==== Entries provided ====
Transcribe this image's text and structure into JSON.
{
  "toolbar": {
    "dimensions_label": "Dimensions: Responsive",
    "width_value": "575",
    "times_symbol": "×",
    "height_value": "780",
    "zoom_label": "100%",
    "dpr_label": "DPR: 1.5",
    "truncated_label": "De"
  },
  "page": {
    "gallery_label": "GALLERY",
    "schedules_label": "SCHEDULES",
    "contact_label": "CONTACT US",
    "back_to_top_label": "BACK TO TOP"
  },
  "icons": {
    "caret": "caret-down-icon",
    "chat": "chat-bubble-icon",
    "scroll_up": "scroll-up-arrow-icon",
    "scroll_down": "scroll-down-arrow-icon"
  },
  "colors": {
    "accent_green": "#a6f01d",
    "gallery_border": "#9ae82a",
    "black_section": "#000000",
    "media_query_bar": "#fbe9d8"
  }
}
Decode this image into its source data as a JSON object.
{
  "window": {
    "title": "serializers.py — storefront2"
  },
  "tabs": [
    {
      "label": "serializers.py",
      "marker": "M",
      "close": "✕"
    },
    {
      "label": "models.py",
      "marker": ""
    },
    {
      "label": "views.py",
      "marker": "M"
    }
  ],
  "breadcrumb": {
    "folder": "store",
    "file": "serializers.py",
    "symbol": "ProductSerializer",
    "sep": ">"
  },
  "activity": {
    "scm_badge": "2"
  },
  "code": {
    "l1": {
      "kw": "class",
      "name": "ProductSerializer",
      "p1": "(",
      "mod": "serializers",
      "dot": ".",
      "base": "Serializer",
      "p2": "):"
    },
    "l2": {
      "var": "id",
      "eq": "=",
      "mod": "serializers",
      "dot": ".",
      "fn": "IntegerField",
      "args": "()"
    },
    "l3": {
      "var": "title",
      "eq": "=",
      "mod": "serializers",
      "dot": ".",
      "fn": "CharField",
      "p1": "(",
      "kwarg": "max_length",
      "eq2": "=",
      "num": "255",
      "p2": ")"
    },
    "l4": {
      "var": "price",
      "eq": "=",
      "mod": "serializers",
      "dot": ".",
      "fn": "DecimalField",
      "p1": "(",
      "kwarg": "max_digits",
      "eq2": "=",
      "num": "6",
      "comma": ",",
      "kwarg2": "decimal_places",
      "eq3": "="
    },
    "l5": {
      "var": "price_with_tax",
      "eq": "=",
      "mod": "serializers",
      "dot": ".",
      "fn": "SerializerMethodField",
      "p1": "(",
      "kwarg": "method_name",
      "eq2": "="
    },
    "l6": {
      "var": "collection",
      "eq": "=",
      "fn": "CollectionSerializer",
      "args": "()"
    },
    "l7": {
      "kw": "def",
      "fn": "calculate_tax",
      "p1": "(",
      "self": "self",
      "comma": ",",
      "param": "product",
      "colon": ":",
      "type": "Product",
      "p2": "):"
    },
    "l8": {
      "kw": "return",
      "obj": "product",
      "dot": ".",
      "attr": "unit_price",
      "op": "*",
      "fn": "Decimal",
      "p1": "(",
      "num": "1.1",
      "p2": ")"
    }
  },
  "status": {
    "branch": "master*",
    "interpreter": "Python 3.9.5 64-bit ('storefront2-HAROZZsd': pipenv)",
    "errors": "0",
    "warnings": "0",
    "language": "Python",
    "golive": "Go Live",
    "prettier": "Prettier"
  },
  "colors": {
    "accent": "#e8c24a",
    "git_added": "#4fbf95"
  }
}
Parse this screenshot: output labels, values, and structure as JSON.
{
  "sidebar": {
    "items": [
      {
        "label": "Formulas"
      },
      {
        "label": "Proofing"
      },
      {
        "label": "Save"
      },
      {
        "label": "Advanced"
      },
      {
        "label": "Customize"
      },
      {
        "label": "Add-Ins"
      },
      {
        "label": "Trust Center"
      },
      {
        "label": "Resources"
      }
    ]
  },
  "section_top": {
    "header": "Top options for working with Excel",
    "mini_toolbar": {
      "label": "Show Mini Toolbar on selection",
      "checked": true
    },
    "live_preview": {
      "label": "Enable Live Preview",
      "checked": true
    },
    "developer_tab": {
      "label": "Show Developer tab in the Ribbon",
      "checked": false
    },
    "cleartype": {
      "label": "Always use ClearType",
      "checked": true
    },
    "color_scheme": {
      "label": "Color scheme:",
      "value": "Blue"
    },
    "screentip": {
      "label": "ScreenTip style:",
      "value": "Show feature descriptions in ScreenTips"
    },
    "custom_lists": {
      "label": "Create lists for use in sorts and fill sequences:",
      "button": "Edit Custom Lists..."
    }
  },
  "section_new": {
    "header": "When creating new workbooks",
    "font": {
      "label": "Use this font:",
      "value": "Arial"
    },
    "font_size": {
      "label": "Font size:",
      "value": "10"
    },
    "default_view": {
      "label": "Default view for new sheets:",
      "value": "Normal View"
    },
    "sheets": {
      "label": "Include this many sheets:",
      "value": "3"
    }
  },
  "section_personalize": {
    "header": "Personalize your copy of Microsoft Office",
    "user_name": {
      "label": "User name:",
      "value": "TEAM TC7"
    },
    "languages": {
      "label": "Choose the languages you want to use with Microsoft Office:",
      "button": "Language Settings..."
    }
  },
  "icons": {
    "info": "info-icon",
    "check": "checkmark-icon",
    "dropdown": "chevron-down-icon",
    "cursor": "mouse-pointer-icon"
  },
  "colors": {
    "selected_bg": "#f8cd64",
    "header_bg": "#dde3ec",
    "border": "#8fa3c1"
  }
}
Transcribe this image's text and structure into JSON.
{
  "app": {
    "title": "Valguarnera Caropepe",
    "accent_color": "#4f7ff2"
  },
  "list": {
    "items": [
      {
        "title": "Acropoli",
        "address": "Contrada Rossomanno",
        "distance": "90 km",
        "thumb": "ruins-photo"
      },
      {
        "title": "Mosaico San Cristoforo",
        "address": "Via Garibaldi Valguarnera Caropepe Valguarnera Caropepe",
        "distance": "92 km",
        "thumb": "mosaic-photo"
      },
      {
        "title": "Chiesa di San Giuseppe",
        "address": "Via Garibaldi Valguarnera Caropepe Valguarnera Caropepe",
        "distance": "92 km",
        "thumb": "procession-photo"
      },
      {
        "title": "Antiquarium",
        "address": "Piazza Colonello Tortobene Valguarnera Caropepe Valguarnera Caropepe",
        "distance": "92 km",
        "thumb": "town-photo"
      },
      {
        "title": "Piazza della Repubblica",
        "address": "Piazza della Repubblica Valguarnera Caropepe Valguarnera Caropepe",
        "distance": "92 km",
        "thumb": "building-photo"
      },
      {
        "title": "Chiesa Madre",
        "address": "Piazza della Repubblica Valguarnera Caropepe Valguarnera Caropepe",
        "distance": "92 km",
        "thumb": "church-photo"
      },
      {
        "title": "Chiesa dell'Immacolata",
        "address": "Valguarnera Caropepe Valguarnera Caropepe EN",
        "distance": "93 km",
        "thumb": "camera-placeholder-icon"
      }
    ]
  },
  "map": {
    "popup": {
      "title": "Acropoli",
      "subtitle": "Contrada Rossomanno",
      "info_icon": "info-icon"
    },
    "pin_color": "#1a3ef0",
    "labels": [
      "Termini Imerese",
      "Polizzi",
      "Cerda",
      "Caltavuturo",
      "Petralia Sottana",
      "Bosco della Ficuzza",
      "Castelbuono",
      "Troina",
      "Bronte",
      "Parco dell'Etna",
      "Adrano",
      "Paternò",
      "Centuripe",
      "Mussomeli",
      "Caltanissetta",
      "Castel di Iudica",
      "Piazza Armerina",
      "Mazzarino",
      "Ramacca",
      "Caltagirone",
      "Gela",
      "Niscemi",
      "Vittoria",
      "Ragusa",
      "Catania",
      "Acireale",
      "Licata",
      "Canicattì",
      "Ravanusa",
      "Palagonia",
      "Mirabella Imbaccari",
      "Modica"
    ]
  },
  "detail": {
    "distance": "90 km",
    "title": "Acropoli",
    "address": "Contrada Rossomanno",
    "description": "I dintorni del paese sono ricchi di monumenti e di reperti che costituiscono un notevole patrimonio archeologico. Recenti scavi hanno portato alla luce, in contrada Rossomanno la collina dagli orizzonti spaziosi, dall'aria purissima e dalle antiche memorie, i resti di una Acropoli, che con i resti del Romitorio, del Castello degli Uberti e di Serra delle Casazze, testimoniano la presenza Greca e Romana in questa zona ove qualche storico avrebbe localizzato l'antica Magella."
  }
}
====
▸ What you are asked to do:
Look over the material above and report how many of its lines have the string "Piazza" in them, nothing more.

▸ Answer space:
5